Memory usage in all Windows Vista+ versions is setup to keep as much stuff in memory as possible. This is the most effective way to do things as it prevents reads from disk, and flushing unneeded pages from RAM takes significantly less time than filling those pages from disk. The same problem you're seeing applies to MSSQL servers, Exchange, anything else that has a use for immense amounts of RAM since they will load as much into RAM as possible at any point.
If you're not seeing actual issues with paging out operations (Disk thrashing), Out of Memory errors in other applications, or performance issues with other applications, you can safely ignore high memory use. Empty RAM is not-needed RAM. Conversely, if you're expecting high memory usage on a machine and you're seeing zero-ish usage, there's likely an issue.
As for monitoring of the memory usage, if you're monitoring only total RAM used, I would stop getting alerted at high levels. Keep alerting on for low RAM utilization the same as you would for low CPU utilization on a server which has applications that keep CPU at 20% (or whatever) when idle. If you're monitoring what application is using what amount of memory, and the server is hosting multiple applications, you may want to test your other applications without MSMQ running so you can get an accurate representation of how much RAM they'll use if given the opportunity, and adjust allocation and monitoring to account for those needs.
At our organization we've stopped monitoring high RAM consumption on all servers which we expect high RAM utilization; it does nothing but trigger alerts that need to be silenced, and obfuscates the legitimate alerts.
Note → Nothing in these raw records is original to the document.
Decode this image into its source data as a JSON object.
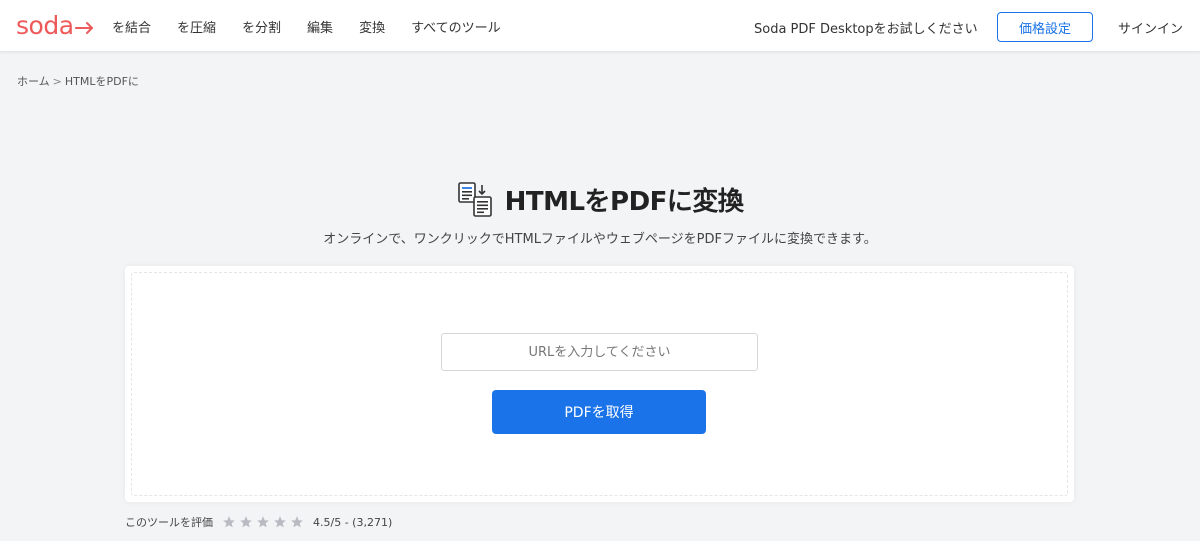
{
  "header": {
    "logo_text": "soda",
    "nav": [
      "を結合",
      "を圧縮",
      "を分割",
      "編集",
      "変換",
      "すべてのツール"
    ],
    "try_desktop": "Soda PDF Desktopをお試しください",
    "pricing_label": "価格設定",
    "signin_label": "サインイン"
  },
  "breadcrumb": {
    "home": "ホーム",
    "separator": ">",
    "current": "HTMLをPDFに"
  },
  "main": {
    "title": "HTMLをPDFに変換",
    "title_icon": "html-to-pdf-icon",
    "subtitle": "オンラインで、ワンクリックでHTMLファイルやウェブページをPDFファイルに変換できます。"
  },
  "form": {
    "url_value": "",
    "url_placeholder": "URLを入力してください",
    "submit_label": "PDFを取得"
  },
  "rating": {
    "label": "このツールを評価",
    "stars_filled": 5,
    "stars_total": 5,
    "score_text": "4.5/5 - (3,271)"
  },
  "colors": {
    "brand": "#ee5a5a",
    "accent": "#1a73e8",
    "star": "#b8bcc2"
  }
}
This article has some high level info about how memory management was changed in Vista, there have not been hugely significant changes to the memory manager since then, AFAIK.